Dataset rows describing interfaces:
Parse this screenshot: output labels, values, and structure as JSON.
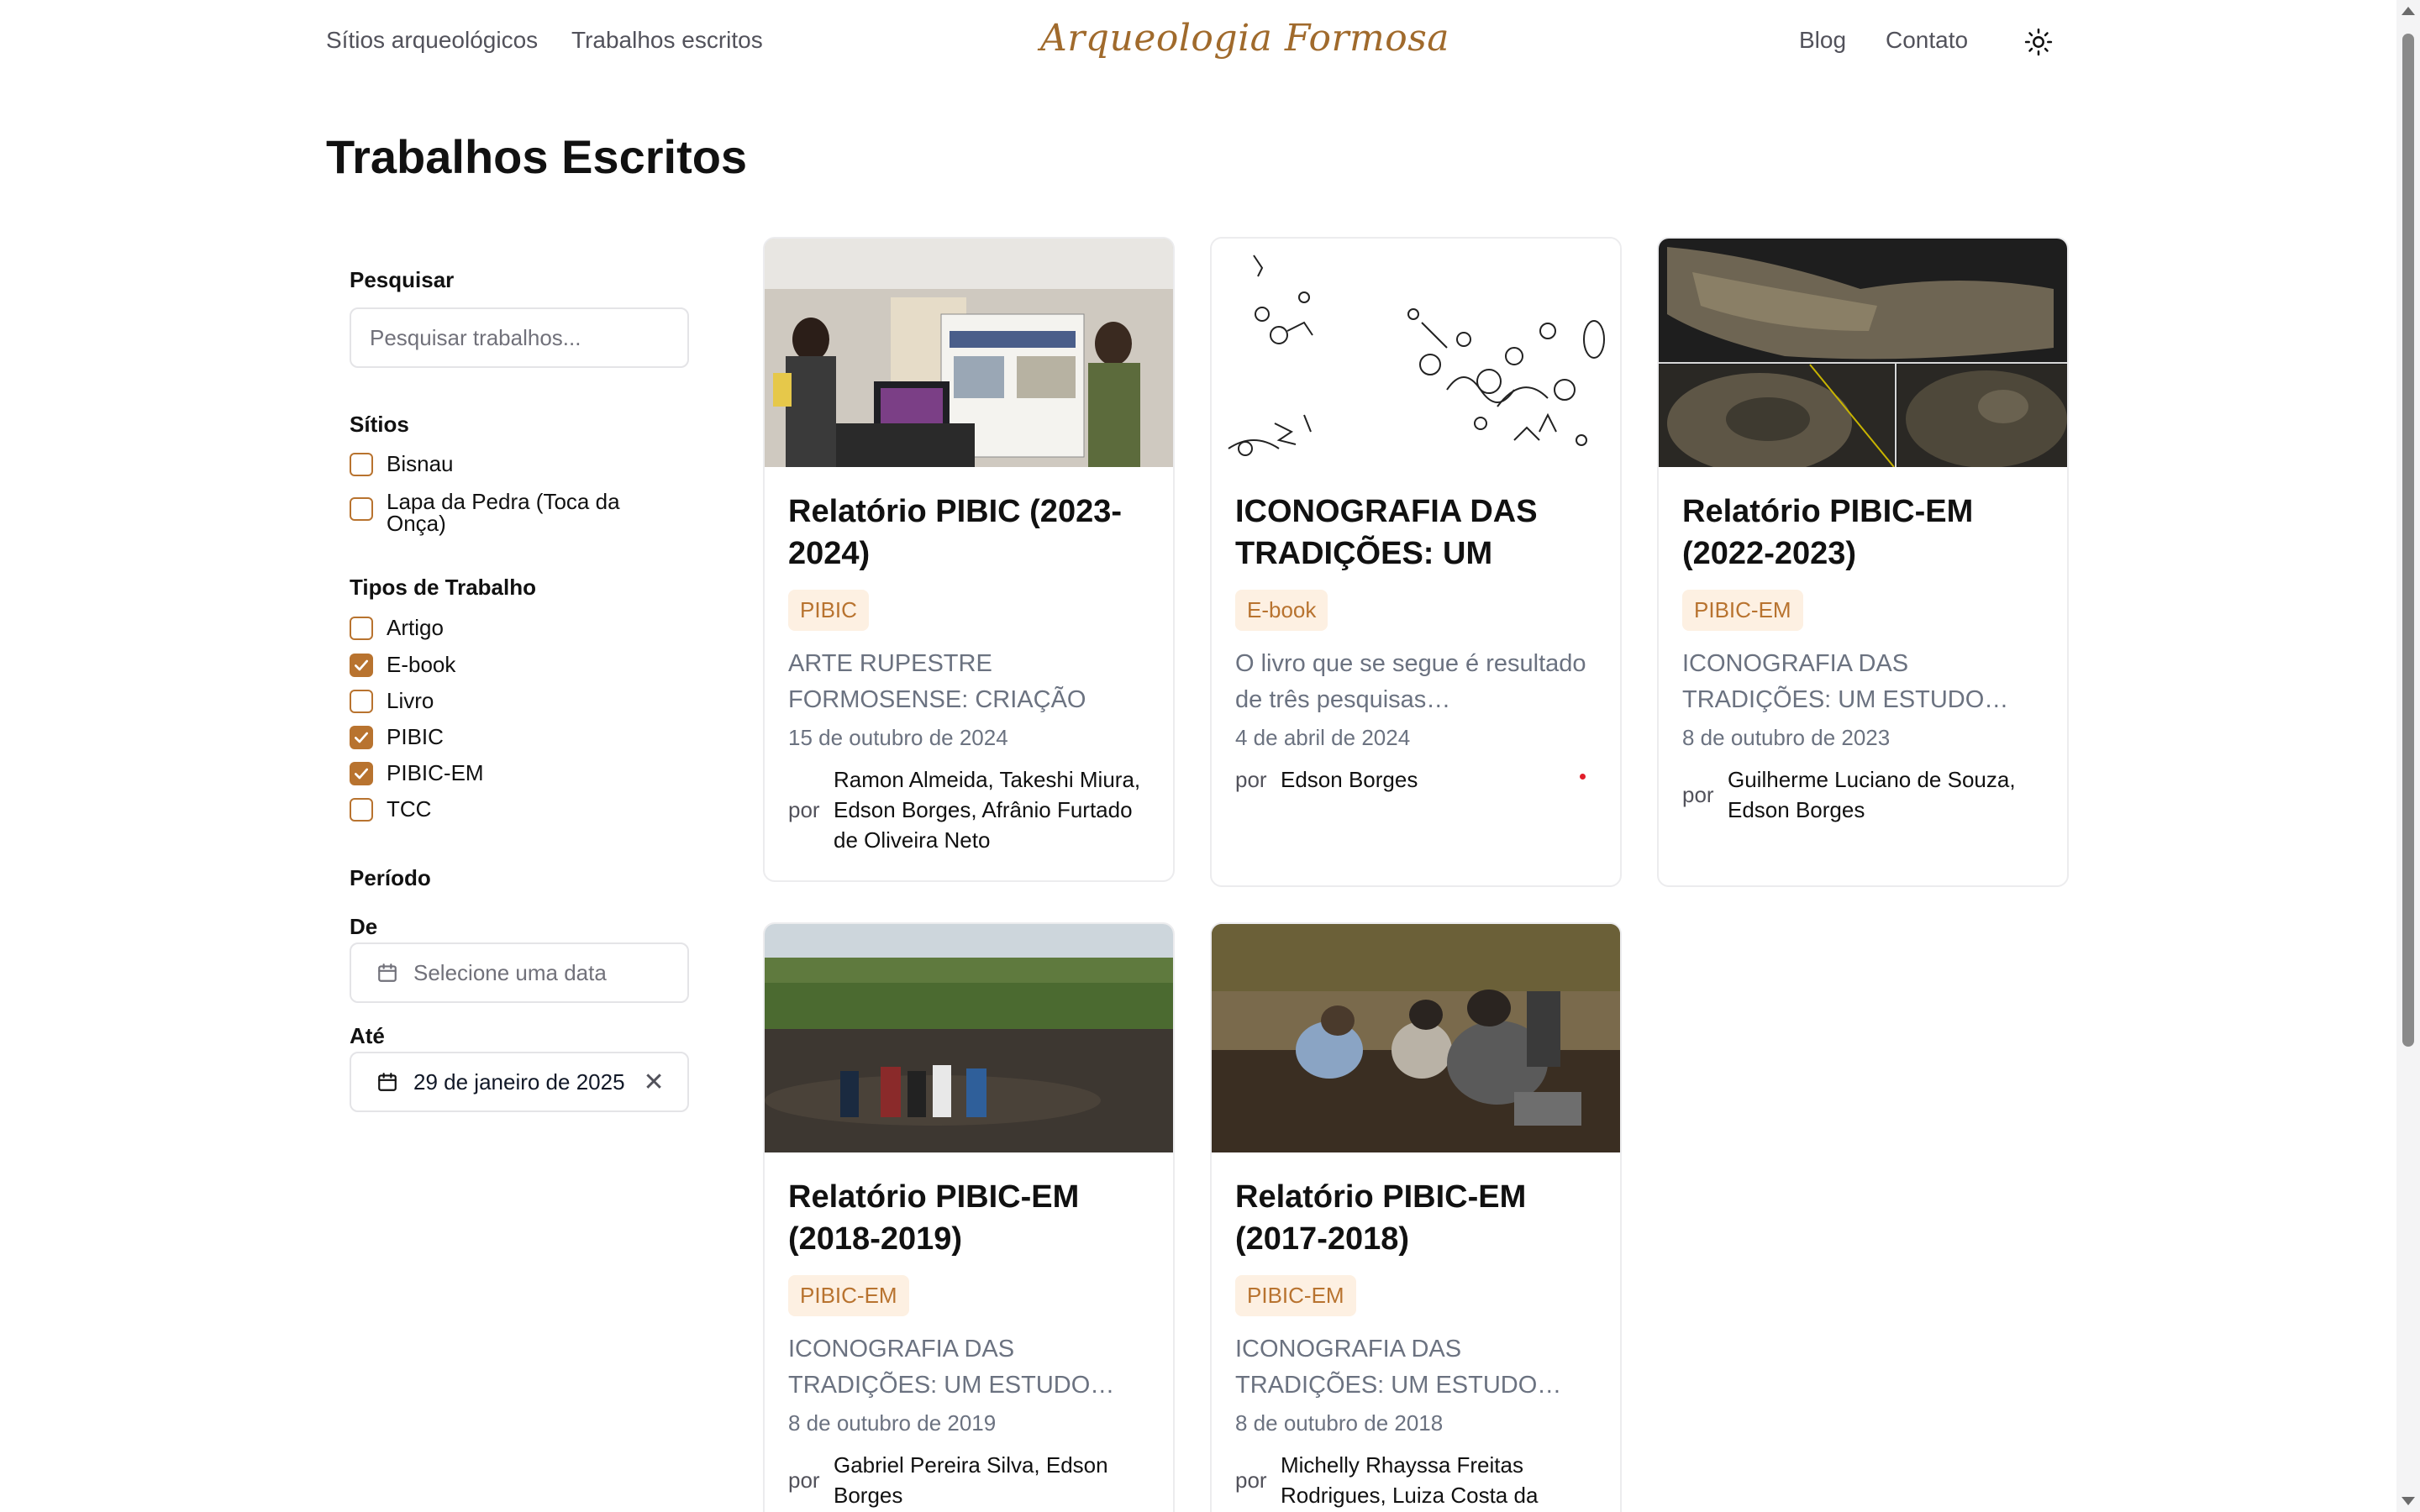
{
  "nav": {
    "left_links": [
      "Sítios arqueológicos",
      "Trabalhos escritos"
    ],
    "logo": "Arqueologia Formosa",
    "right_links": [
      "Blog",
      "Contato"
    ],
    "theme_icon": "sun-icon"
  },
  "page": {
    "title": "Trabalhos Escritos"
  },
  "sidebar": {
    "search": {
      "label": "Pesquisar",
      "placeholder": "Pesquisar trabalhos..."
    },
    "sites": {
      "label": "Sítios",
      "items": [
        {
          "label": "Bisnau",
          "checked": false
        },
        {
          "label": "Lapa da Pedra (Toca da Onça)",
          "checked": false
        }
      ]
    },
    "types": {
      "label": "Tipos de Trabalho",
      "items": [
        {
          "label": "Artigo",
          "checked": false
        },
        {
          "label": "E-book",
          "checked": true
        },
        {
          "label": "Livro",
          "checked": false
        },
        {
          "label": "PIBIC",
          "checked": true
        },
        {
          "label": "PIBIC-EM",
          "checked": true
        },
        {
          "label": "TCC",
          "checked": false
        }
      ]
    },
    "period": {
      "label": "Período",
      "from_label": "De",
      "from_placeholder": "Selecione uma data",
      "to_label": "Até",
      "to_value": "29 de janeiro de 2025"
    }
  },
  "cards": [
    {
      "title": "Relatório PIBIC (2023-2024)",
      "badge": "PIBIC",
      "excerpt": "ARTE RUPESTRE FORMOSENSE: CRIAÇÃO DE…",
      "date": "15 de outubro de 2024",
      "by": "por",
      "authors": "Ramon Almeida, Takeshi Miura, Edson Borges, Afrânio Furtado de Oliveira Neto"
    },
    {
      "title": "ICONOGRAFIA DAS TRADIÇÕES: UM OLH…",
      "badge": "E-book",
      "excerpt": "O livro que se segue é resultado de três pesquisas…",
      "date": "4 de abril de 2024",
      "by": "por",
      "authors": "Edson Borges"
    },
    {
      "title": "Relatório PIBIC-EM (2022-2023)",
      "badge": "PIBIC-EM",
      "excerpt": "ICONOGRAFIA DAS TRADIÇÕES: UM ESTUDO…",
      "date": "8 de outubro de 2023",
      "by": "por",
      "authors": "Guilherme Luciano de Souza, Edson Borges"
    },
    {
      "title": "Relatório PIBIC-EM (2018-2019)",
      "badge": "PIBIC-EM",
      "excerpt": "ICONOGRAFIA DAS TRADIÇÕES: UM ESTUDO…",
      "date": "8 de outubro de 2019",
      "by": "por",
      "authors": "Gabriel Pereira Silva, Edson Borges"
    },
    {
      "title": "Relatório PIBIC-EM (2017-2018)",
      "badge": "PIBIC-EM",
      "excerpt": "ICONOGRAFIA DAS TRADIÇÕES: UM ESTUDO…",
      "date": "8 de outubro de 2018",
      "by": "por",
      "authors": "Michelly Rhayssa Freitas Rodrigues, Luiza Costa da"
    }
  ],
  "colors": {
    "accent": "#b8732f",
    "badge_bg": "#fdf0e2"
  }
}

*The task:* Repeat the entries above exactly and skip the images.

*Answer space:*
Parse this screenshot: output labels, values, and structure as JSON.
{
  "nav": {
    "left_links": [
      "Sítios arqueológicos",
      "Trabalhos escritos"
    ],
    "logo": "Arqueologia Formosa",
    "right_links": [
      "Blog",
      "Contato"
    ],
    "theme_icon": "sun-icon"
  },
  "page": {
    "title": "Trabalhos Escritos"
  },
  "sidebar": {
    "search": {
      "label": "Pesquisar",
      "placeholder": "Pesquisar trabalhos..."
    },
    "sites": {
      "label": "Sítios",
      "items": [
        {
          "label": "Bisnau",
          "checked": false
        },
        {
          "label": "Lapa da Pedra (Toca da Onça)",
          "checked": false
        }
      ]
    },
    "types": {
      "label": "Tipos de Trabalho",
      "items": [
        {
          "label": "Artigo",
          "checked": false
        },
        {
          "label": "E-book",
          "checked": true
        },
        {
          "label": "Livro",
          "checked": false
        },
        {
          "label": "PIBIC",
          "checked": true
        },
        {
          "label": "PIBIC-EM",
          "checked": true
        },
        {
          "label": "TCC",
          "checked": false
        }
      ]
    },
    "period": {
      "label": "Período",
      "from_label": "De",
      "from_placeholder": "Selecione uma data",
      "to_label": "Até",
      "to_value": "29 de janeiro de 2025"
    }
  },
  "cards": [
    {
      "title": "Relatório PIBIC (2023-2024)",
      "badge": "PIBIC",
      "excerpt": "ARTE RUPESTRE FORMOSENSE: CRIAÇÃO DE…",
      "date": "15 de outubro de 2024",
      "by": "por",
      "authors": "Ramon Almeida, Takeshi Miura, Edson Borges, Afrânio Furtado de Oliveira Neto"
    },
    {
      "title": "ICONOGRAFIA DAS TRADIÇÕES: UM OLH…",
      "badge": "E-book",
      "excerpt": "O livro que se segue é resultado de três pesquisas…",
      "date": "4 de abril de 2024",
      "by": "por",
      "authors": "Edson Borges"
    },
    {
      "title": "Relatório PIBIC-EM (2022-2023)",
      "badge": "PIBIC-EM",
      "excerpt": "ICONOGRAFIA DAS TRADIÇÕES: UM ESTUDO…",
      "date": "8 de outubro de 2023",
      "by": "por",
      "authors": "Guilherme Luciano de Souza, Edson Borges"
    },
    {
      "title": "Relatório PIBIC-EM (2018-2019)",
      "badge": "PIBIC-EM",
      "excerpt": "ICONOGRAFIA DAS TRADIÇÕES: UM ESTUDO…",
      "date": "8 de outubro de 2019",
      "by": "por",
      "authors": "Gabriel Pereira Silva, Edson Borges"
    },
    {
      "title": "Relatório PIBIC-EM (2017-2018)",
      "badge": "PIBIC-EM",
      "excerpt": "ICONOGRAFIA DAS TRADIÇÕES: UM ESTUDO…",
      "date": "8 de outubro de 2018",
      "by": "por",
      "authors": "Michelly Rhayssa Freitas Rodrigues, Luiza Costa da"
    }
  ],
  "colors": {
    "accent": "#b8732f",
    "badge_bg": "#fdf0e2"
  }
}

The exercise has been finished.